The stock nib that the Jinhao came with was a nice gold plated medium.  I had no issues with the nib.  It would call it a true western Medium, it wasn't too dry, and the feed performed well.  Where people might have an issue is with the grip section, which has a semi-triangular "finger guide," for lack of a better term.  How I grip a pen corresponds to how this section was designed, so it did not create any issues for me.  Then again, I don't have any issues with the triangular grips on Safaris, so YMMV. 

That said, given that the pen was free, and because I was in the mood to do some experimenting, I ordered a few of Goulet Pens stock #6 nibs, which are on sold as being compatible with the x450 and the x750 models.  I fitted this pen with the 1.1mm stub, and this nib alone is the reason why I still use this pen occasionally.

The Goulet Pens 1.1mm Stub Nib fits perfectly into the Jinhao x450.

Reverse side of the Goulet 1.1 mm stub, showing the plastic Jinhao feed.

The Goulet nib performs well.  I believe I paid $15 for this nib, which raises the price of the pen to about $21.  Given the QC issues with my specific Jinhao, this is still too much money.  I would, however, offer a plug for the Jinhao x750, another pen I purchased on eBay that did not have any of the aforementioned build quality issues, and feels much more sturdy (review forthcoming).  Whether this represents true differences between these two models or simply variances in the quality of individual pens, I can't say.  Goulet Pens is selling both Jinhao models for $9.90, so if you want to pay a bit more, you will get a quality control guarantee given the Goulets' exceptional customer service.  If I had paid $3 more by purchasing from Goulet, I probably could have exchanged pens due to the chipped lacquer/cap problem.

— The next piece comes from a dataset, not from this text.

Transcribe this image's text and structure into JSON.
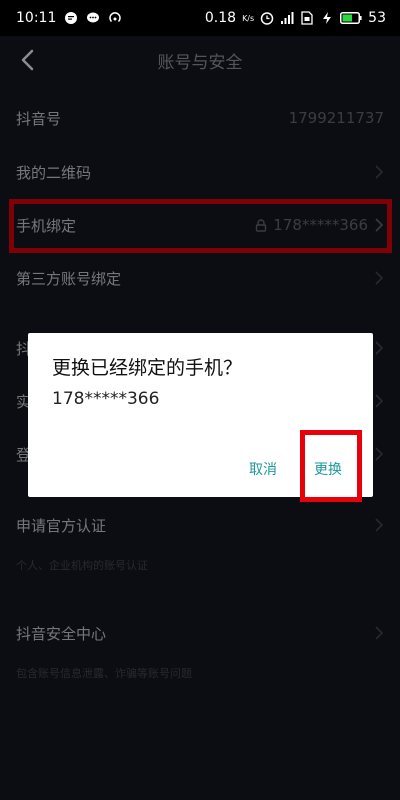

Short bit of a writing sample with the x450.  I didn't do a formal handwritten review of this pen, but may add one in the future. 

I didn't do a formal handwritten review of this pen.  The Goulet Nibs look like JoWo nibs sourced by Brian Gray of Edison Pens, but I could be wrong on this.  They perform very well.  The tines came perfectly aligned, with adequate space between them for ink flow.  Any issues I have experienced with this nib has been the result of the Jinhao feed, which sometimes has issues keeping up with the stub nib if I write fast.  Otherwise, this pen is more than usable.  It's a basic cartridge converter pen, which comes with a generic converter that is a bit on the small side, in terms of ink capacity.  

The Verdict

Overall, "Mehhh."  This pen is fine, and I don't feel as though I wasted money on it.  I use it occasionally, and the upgraded nib makes for a pleasant writing experience.  But I have nicer pens that I like to look at more, and the chip in the lacquer and the rattling cap annoy me.  I far prefer the Jinhao x750.  In the future, I will likely purchase another x750 to outfit with my Goulet Stub (I have a Goulet XF on my current x750) and pass this pen on to someone else.   

Below please find a gallery of some additional shots of the pen in the hand and posted/unposted.